* _PROBLEM DETAILS_
The response must consist of each line in the listing that has the word "SATA" in it.

=======

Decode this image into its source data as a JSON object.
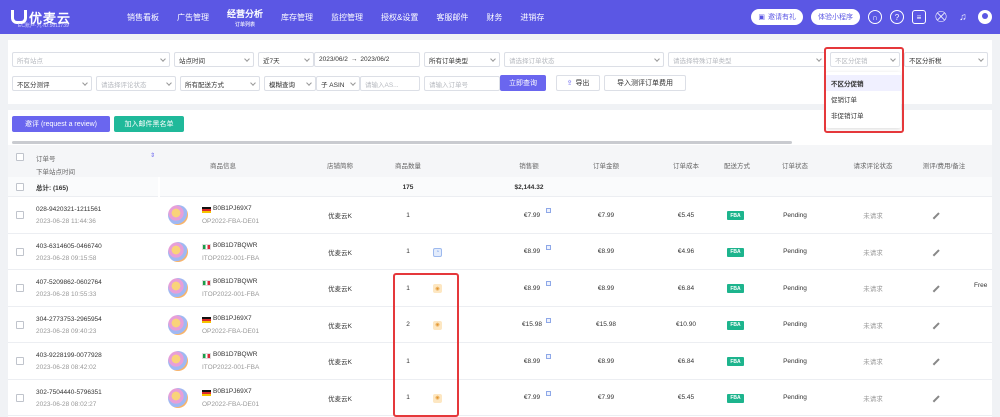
{
  "app": {
    "logo_text": "优麦云",
    "account": "EC账户·九·ID:5011739"
  },
  "nav": {
    "items": [
      {
        "label": "销售看板",
        "sub": ""
      },
      {
        "label": "广告管理",
        "sub": ""
      },
      {
        "label": "经营分析",
        "sub": "订单列表",
        "active": true
      },
      {
        "label": "库存管理",
        "sub": ""
      },
      {
        "label": "监控管理",
        "sub": ""
      },
      {
        "label": "授权&设置",
        "sub": ""
      },
      {
        "label": "客服邮件",
        "sub": ""
      },
      {
        "label": "财务",
        "sub": ""
      },
      {
        "label": "进销存",
        "sub": ""
      }
    ],
    "invite_label": "邀请有礼",
    "miniprogram_label": "体验小程序",
    "icons": [
      "headset-icon",
      "help-icon",
      "message-icon",
      "cart-icon",
      "bell-icon",
      "avatar"
    ]
  },
  "filters": {
    "row1": {
      "shop_placeholder": "所有站点",
      "time_type": "站点时间",
      "range_preset": "近7天",
      "date_start": "2023/06/2",
      "date_arrow": "→",
      "date_end": "2023/06/2",
      "order_type": "所有订单类型",
      "order_status_placeholder": "请选择订单状态",
      "special_order_placeholder": "请选择特殊订单类型",
      "promo_placeholder": "不区分促销",
      "discount": "不区分折税"
    },
    "row2": {
      "review_filter": "不区分测评",
      "review_status_placeholder": "请选择评论状态",
      "ship_method": "所有配送方式",
      "fuzzy_query": "模糊查询",
      "asin_type": "子 ASIN",
      "asin_placeholder": "请输入AS...",
      "order_placeholder": "请输入订单号",
      "search_button": "立即查询",
      "export_button": "导出",
      "import_button": "导入测评订单费用"
    },
    "promo_dropdown": {
      "options": [
        "不区分促销",
        "促销订单",
        "非促销订单"
      ],
      "selected": "不区分促销"
    }
  },
  "actions": {
    "review_request": "邀评 (request a review)",
    "add_mail_blacklist": "加入邮件黑名单"
  },
  "table": {
    "headers": {
      "order_no": "订单号",
      "order_time": "下单站点时间",
      "product_info": "商品信息",
      "shop": "店铺简称",
      "qty": "商品数量",
      "sales": "销售额",
      "order_amount": "订单金额",
      "order_cost": "订单成本",
      "ship": "配送方式",
      "status": "订单状态",
      "review_status": "请求评论状态",
      "review_fee": "测评/费用/备注"
    },
    "total": {
      "label": "总计: (165)",
      "qty": "175",
      "sales": "$2,144.32"
    },
    "rows": [
      {
        "order_id": "028-9420321-1211561",
        "time": "2023-06-28 11:44:36",
        "flag": "de",
        "asin": "B0B1PJ69X7",
        "sku": "OP2022-FBA-DE01",
        "shop": "优麦云K",
        "qty": "1",
        "qty_icon": "",
        "sales": "€7.99",
        "amount": "€7.99",
        "cost": "€5.45",
        "ship": "FBA",
        "status": "Pending",
        "review": "未请求"
      },
      {
        "order_id": "403-6314605-0466740",
        "time": "2023-06-28 09:15:58",
        "flag": "it",
        "asin": "B0B1D7BQWR",
        "sku": "ITOP2022-001-FBA",
        "shop": "优麦云K",
        "qty": "1",
        "qty_icon": "blue",
        "sales": "€8.99",
        "amount": "€8.99",
        "cost": "€4.96",
        "ship": "FBA",
        "status": "Pending",
        "review": "未请求"
      },
      {
        "order_id": "407-5209862-0602764",
        "time": "2023-06-28 10:55:33",
        "flag": "it",
        "asin": "B0B1D7BQWR",
        "sku": "ITOP2022-001-FBA",
        "shop": "优麦云K",
        "qty": "1",
        "qty_icon": "orange",
        "sales": "€8.99",
        "amount": "€8.99",
        "cost": "€6.84",
        "ship": "FBA",
        "status": "Pending",
        "review": "未请求"
      },
      {
        "order_id": "304-2773753-2965954",
        "time": "2023-06-28 09:40:23",
        "flag": "de",
        "asin": "B0B1PJ69X7",
        "sku": "OP2022-FBA-DE01",
        "shop": "优麦云K",
        "qty": "2",
        "qty_icon": "orange",
        "sales": "€15.98",
        "amount": "€15.98",
        "cost": "€10.90",
        "ship": "FBA",
        "status": "Pending",
        "review": "未请求"
      },
      {
        "order_id": "403-9228199-0077928",
        "time": "2023-06-28 08:42:02",
        "flag": "it",
        "asin": "B0B1D7BQWR",
        "sku": "ITOP2022-001-FBA",
        "shop": "优麦云K",
        "qty": "1",
        "qty_icon": "",
        "sales": "€8.99",
        "amount": "€8.99",
        "cost": "€6.84",
        "ship": "FBA",
        "status": "Pending",
        "review": "未请求"
      },
      {
        "order_id": "302-7504440-5796351",
        "time": "2023-06-28 08:02:27",
        "flag": "de",
        "asin": "B0B1PJ69X7",
        "sku": "OP2022-FBA-DE01",
        "shop": "优麦云K",
        "qty": "1",
        "qty_icon": "orange",
        "sales": "€7.99",
        "amount": "€7.99",
        "cost": "€5.45",
        "ship": "FBA",
        "status": "Pending",
        "review": "未请求"
      }
    ],
    "overflow_text": "Free"
  },
  "colors": {
    "brand": "#5b57e4",
    "primary_button": "#6a66ef",
    "success_button": "#20b99a",
    "highlight_box": "#e5383b",
    "fba_badge": "#1db48d"
  }
}
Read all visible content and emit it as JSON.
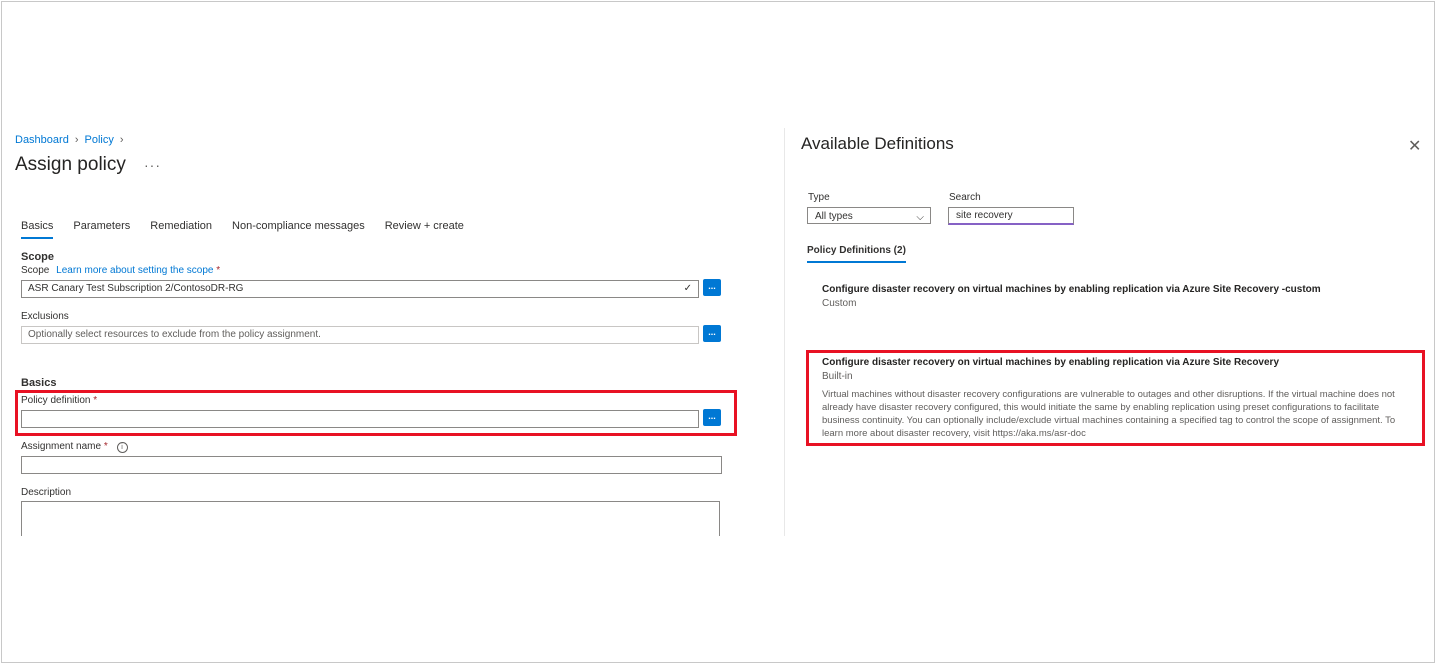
{
  "breadcrumb": {
    "items": [
      "Dashboard",
      "Policy"
    ]
  },
  "page": {
    "title": "Assign policy",
    "more": "···"
  },
  "tabs": [
    "Basics",
    "Parameters",
    "Remediation",
    "Non-compliance messages",
    "Review + create"
  ],
  "scope": {
    "section": "Scope",
    "label": "Scope",
    "learn_more": "Learn more about setting the scope",
    "value": "ASR Canary Test Subscription 2/ContosoDR-RG",
    "exclusions_label": "Exclusions",
    "exclusions_placeholder": "Optionally select resources to exclude from the policy assignment."
  },
  "basics": {
    "section": "Basics",
    "policy_definition_label": "Policy definition",
    "assignment_name_label": "Assignment name",
    "description_label": "Description"
  },
  "browse_label": "...",
  "required_mark": "*",
  "panel": {
    "title": "Available Definitions",
    "type_label": "Type",
    "type_value": "All types",
    "search_label": "Search",
    "search_value": "site recovery",
    "results_tab": "Policy Definitions (2)",
    "definitions": [
      {
        "name": "Configure disaster recovery on virtual machines by enabling replication via Azure Site Recovery -custom",
        "type": "Custom"
      },
      {
        "name": "Configure disaster recovery on virtual machines by enabling replication via Azure Site Recovery",
        "type": "Built-in",
        "description": "Virtual machines without disaster recovery configurations are vulnerable to outages and other disruptions. If the virtual machine does not already have disaster recovery configured, this would initiate the same by enabling replication using preset configurations to facilitate business continuity.  You can optionally include/exclude virtual machines containing a specified tag to control the scope of assignment. To learn more about disaster recovery, visit https://aka.ms/asr-doc"
      }
    ]
  },
  "colors": {
    "accent": "#0078d4",
    "highlight": "#e81123",
    "search_focus": "#8661c5"
  }
}
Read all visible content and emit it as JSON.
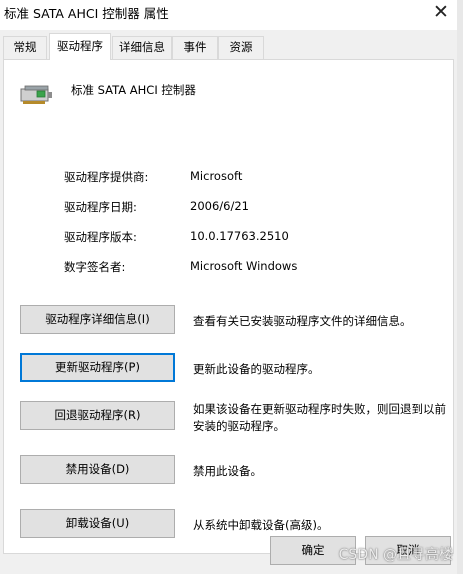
{
  "window": {
    "title": "标准 SATA AHCI 控制器 属性",
    "close_glyph": "✕"
  },
  "tabs": [
    {
      "label": "常规"
    },
    {
      "label": "驱动程序",
      "active": true
    },
    {
      "label": "详细信息"
    },
    {
      "label": "事件"
    },
    {
      "label": "资源"
    }
  ],
  "device": {
    "icon": "storage-controller-icon",
    "name": "标准 SATA AHCI 控制器"
  },
  "info": [
    {
      "label": "驱动程序提供商:",
      "value": "Microsoft"
    },
    {
      "label": "驱动程序日期:",
      "value": "2006/6/21"
    },
    {
      "label": "驱动程序版本:",
      "value": "10.0.17763.2510"
    },
    {
      "label": "数字签名者:",
      "value": "Microsoft Windows"
    }
  ],
  "actions": [
    {
      "button": "驱动程序详细信息(I)",
      "desc": "查看有关已安装驱动程序文件的详细信息。"
    },
    {
      "button": "更新驱动程序(P)",
      "desc": "更新此设备的驱动程序。"
    },
    {
      "button": "回退驱动程序(R)",
      "desc": "如果该设备在更新驱动程序时失败，则回退到以前安装的驱动程序。"
    },
    {
      "button": "禁用设备(D)",
      "desc": "禁用此设备。"
    },
    {
      "button": "卸载设备(U)",
      "desc": "从系统中卸载设备(高级)。"
    }
  ],
  "footer": {
    "ok_label": "确定",
    "cancel_label": "取消"
  },
  "watermark": "CSDN @且寻高楼"
}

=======

* _EXERCISE OUTPUT_
    "title": "标准 SATA AHCI 控制器 属性",
    "name": "标准 SATA AHCI 控制器"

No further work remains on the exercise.